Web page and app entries
§
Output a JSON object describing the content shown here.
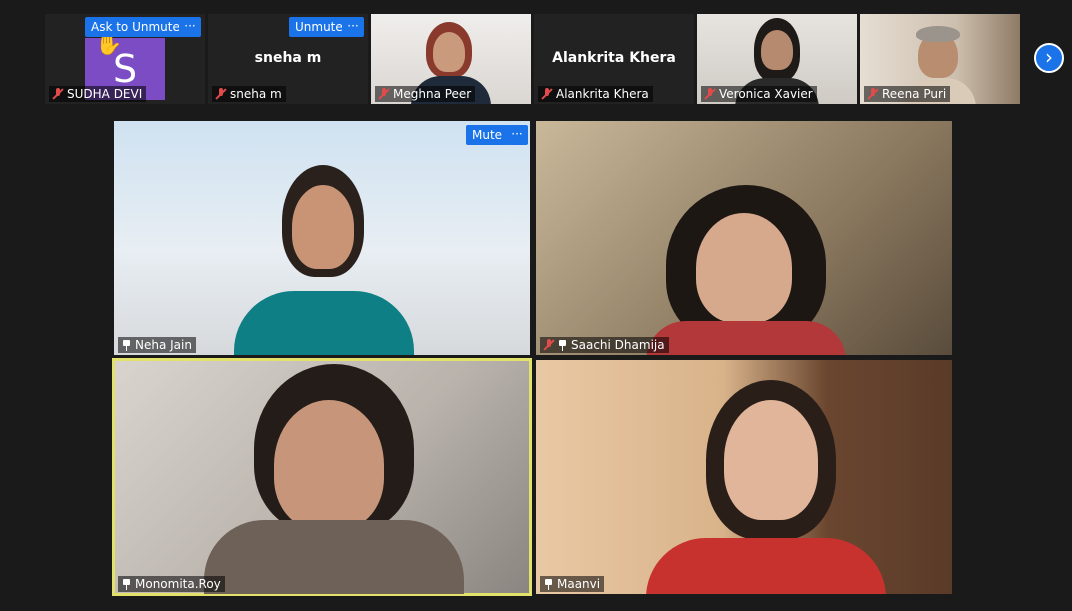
{
  "strip": {
    "tiles": [
      {
        "name": "SUDHA DEVI",
        "avatar_letter": "S",
        "button": "Ask to Unmute",
        "more": "···",
        "hand": "✋"
      },
      {
        "name": "sneha m",
        "center_name": "sneha m",
        "button": "Unmute",
        "more": "···"
      },
      {
        "name": "Meghna Peer"
      },
      {
        "name": "Alankrita Khera",
        "center_name": "Alankrita Khera"
      },
      {
        "name": "Veronica Xavier"
      },
      {
        "name": "Reena Puri"
      }
    ],
    "next_glyph": "›"
  },
  "gallery": [
    {
      "name": "Neha Jain",
      "button": "Mute",
      "more": "···"
    },
    {
      "name": "Saachi Dhamija"
    },
    {
      "name": "Monomita.Roy"
    },
    {
      "name": "Maanvi"
    }
  ],
  "colors": {
    "accent": "#1a73e8",
    "active_speaker": "#e2e26a",
    "muted_red": "#e14b4b",
    "avatar_purple": "#7b4cc4"
  }
}
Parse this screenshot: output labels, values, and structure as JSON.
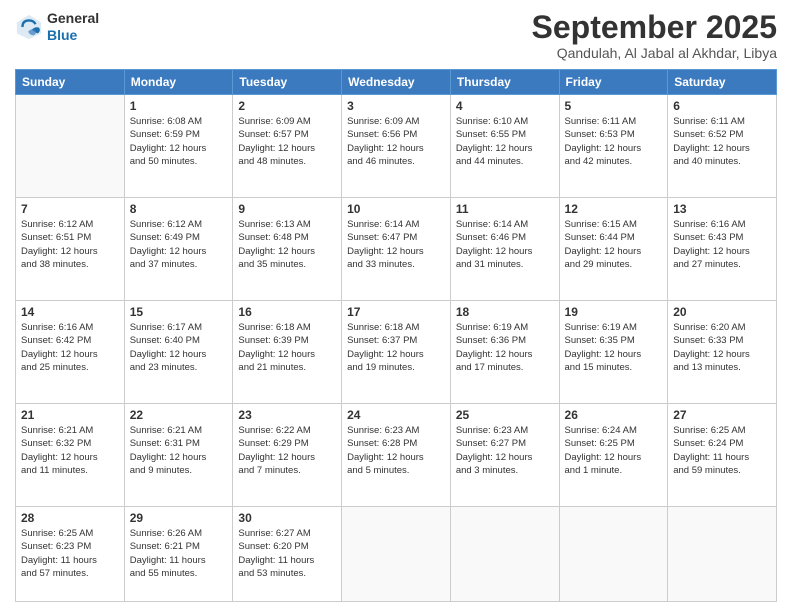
{
  "header": {
    "logo": {
      "line1": "General",
      "line2": "Blue"
    },
    "title": "September 2025",
    "location": "Qandulah, Al Jabal al Akhdar, Libya"
  },
  "weekdays": [
    "Sunday",
    "Monday",
    "Tuesday",
    "Wednesday",
    "Thursday",
    "Friday",
    "Saturday"
  ],
  "weeks": [
    [
      {
        "day": "",
        "info": ""
      },
      {
        "day": "1",
        "info": "Sunrise: 6:08 AM\nSunset: 6:59 PM\nDaylight: 12 hours\nand 50 minutes."
      },
      {
        "day": "2",
        "info": "Sunrise: 6:09 AM\nSunset: 6:57 PM\nDaylight: 12 hours\nand 48 minutes."
      },
      {
        "day": "3",
        "info": "Sunrise: 6:09 AM\nSunset: 6:56 PM\nDaylight: 12 hours\nand 46 minutes."
      },
      {
        "day": "4",
        "info": "Sunrise: 6:10 AM\nSunset: 6:55 PM\nDaylight: 12 hours\nand 44 minutes."
      },
      {
        "day": "5",
        "info": "Sunrise: 6:11 AM\nSunset: 6:53 PM\nDaylight: 12 hours\nand 42 minutes."
      },
      {
        "day": "6",
        "info": "Sunrise: 6:11 AM\nSunset: 6:52 PM\nDaylight: 12 hours\nand 40 minutes."
      }
    ],
    [
      {
        "day": "7",
        "info": "Sunrise: 6:12 AM\nSunset: 6:51 PM\nDaylight: 12 hours\nand 38 minutes."
      },
      {
        "day": "8",
        "info": "Sunrise: 6:12 AM\nSunset: 6:49 PM\nDaylight: 12 hours\nand 37 minutes."
      },
      {
        "day": "9",
        "info": "Sunrise: 6:13 AM\nSunset: 6:48 PM\nDaylight: 12 hours\nand 35 minutes."
      },
      {
        "day": "10",
        "info": "Sunrise: 6:14 AM\nSunset: 6:47 PM\nDaylight: 12 hours\nand 33 minutes."
      },
      {
        "day": "11",
        "info": "Sunrise: 6:14 AM\nSunset: 6:46 PM\nDaylight: 12 hours\nand 31 minutes."
      },
      {
        "day": "12",
        "info": "Sunrise: 6:15 AM\nSunset: 6:44 PM\nDaylight: 12 hours\nand 29 minutes."
      },
      {
        "day": "13",
        "info": "Sunrise: 6:16 AM\nSunset: 6:43 PM\nDaylight: 12 hours\nand 27 minutes."
      }
    ],
    [
      {
        "day": "14",
        "info": "Sunrise: 6:16 AM\nSunset: 6:42 PM\nDaylight: 12 hours\nand 25 minutes."
      },
      {
        "day": "15",
        "info": "Sunrise: 6:17 AM\nSunset: 6:40 PM\nDaylight: 12 hours\nand 23 minutes."
      },
      {
        "day": "16",
        "info": "Sunrise: 6:18 AM\nSunset: 6:39 PM\nDaylight: 12 hours\nand 21 minutes."
      },
      {
        "day": "17",
        "info": "Sunrise: 6:18 AM\nSunset: 6:37 PM\nDaylight: 12 hours\nand 19 minutes."
      },
      {
        "day": "18",
        "info": "Sunrise: 6:19 AM\nSunset: 6:36 PM\nDaylight: 12 hours\nand 17 minutes."
      },
      {
        "day": "19",
        "info": "Sunrise: 6:19 AM\nSunset: 6:35 PM\nDaylight: 12 hours\nand 15 minutes."
      },
      {
        "day": "20",
        "info": "Sunrise: 6:20 AM\nSunset: 6:33 PM\nDaylight: 12 hours\nand 13 minutes."
      }
    ],
    [
      {
        "day": "21",
        "info": "Sunrise: 6:21 AM\nSunset: 6:32 PM\nDaylight: 12 hours\nand 11 minutes."
      },
      {
        "day": "22",
        "info": "Sunrise: 6:21 AM\nSunset: 6:31 PM\nDaylight: 12 hours\nand 9 minutes."
      },
      {
        "day": "23",
        "info": "Sunrise: 6:22 AM\nSunset: 6:29 PM\nDaylight: 12 hours\nand 7 minutes."
      },
      {
        "day": "24",
        "info": "Sunrise: 6:23 AM\nSunset: 6:28 PM\nDaylight: 12 hours\nand 5 minutes."
      },
      {
        "day": "25",
        "info": "Sunrise: 6:23 AM\nSunset: 6:27 PM\nDaylight: 12 hours\nand 3 minutes."
      },
      {
        "day": "26",
        "info": "Sunrise: 6:24 AM\nSunset: 6:25 PM\nDaylight: 12 hours\nand 1 minute."
      },
      {
        "day": "27",
        "info": "Sunrise: 6:25 AM\nSunset: 6:24 PM\nDaylight: 11 hours\nand 59 minutes."
      }
    ],
    [
      {
        "day": "28",
        "info": "Sunrise: 6:25 AM\nSunset: 6:23 PM\nDaylight: 11 hours\nand 57 minutes."
      },
      {
        "day": "29",
        "info": "Sunrise: 6:26 AM\nSunset: 6:21 PM\nDaylight: 11 hours\nand 55 minutes."
      },
      {
        "day": "30",
        "info": "Sunrise: 6:27 AM\nSunset: 6:20 PM\nDaylight: 11 hours\nand 53 minutes."
      },
      {
        "day": "",
        "info": ""
      },
      {
        "day": "",
        "info": ""
      },
      {
        "day": "",
        "info": ""
      },
      {
        "day": "",
        "info": ""
      }
    ]
  ]
}
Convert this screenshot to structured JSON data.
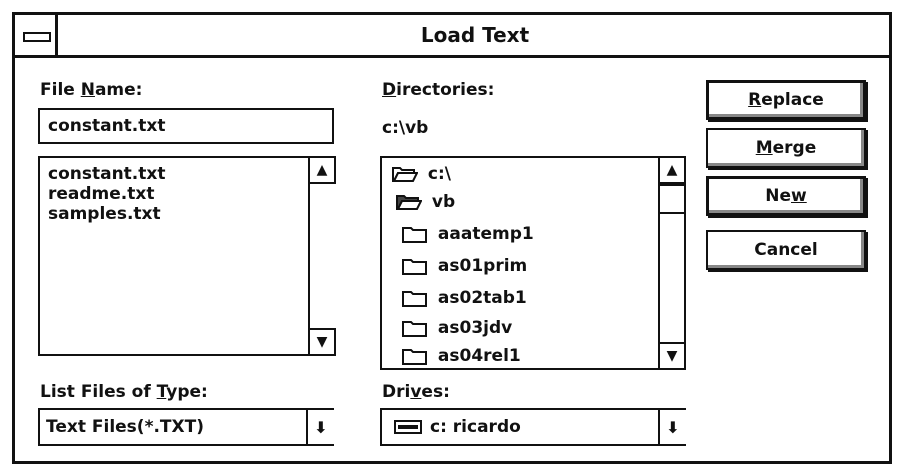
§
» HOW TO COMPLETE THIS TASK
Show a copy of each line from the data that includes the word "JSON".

» RESPONSE TO THIS EXERCISE
Output a JSON object describing the content shown here.
Parse this screenshot: output labels, values, and structure as JSON.
Convert this screenshot to structured JSON data.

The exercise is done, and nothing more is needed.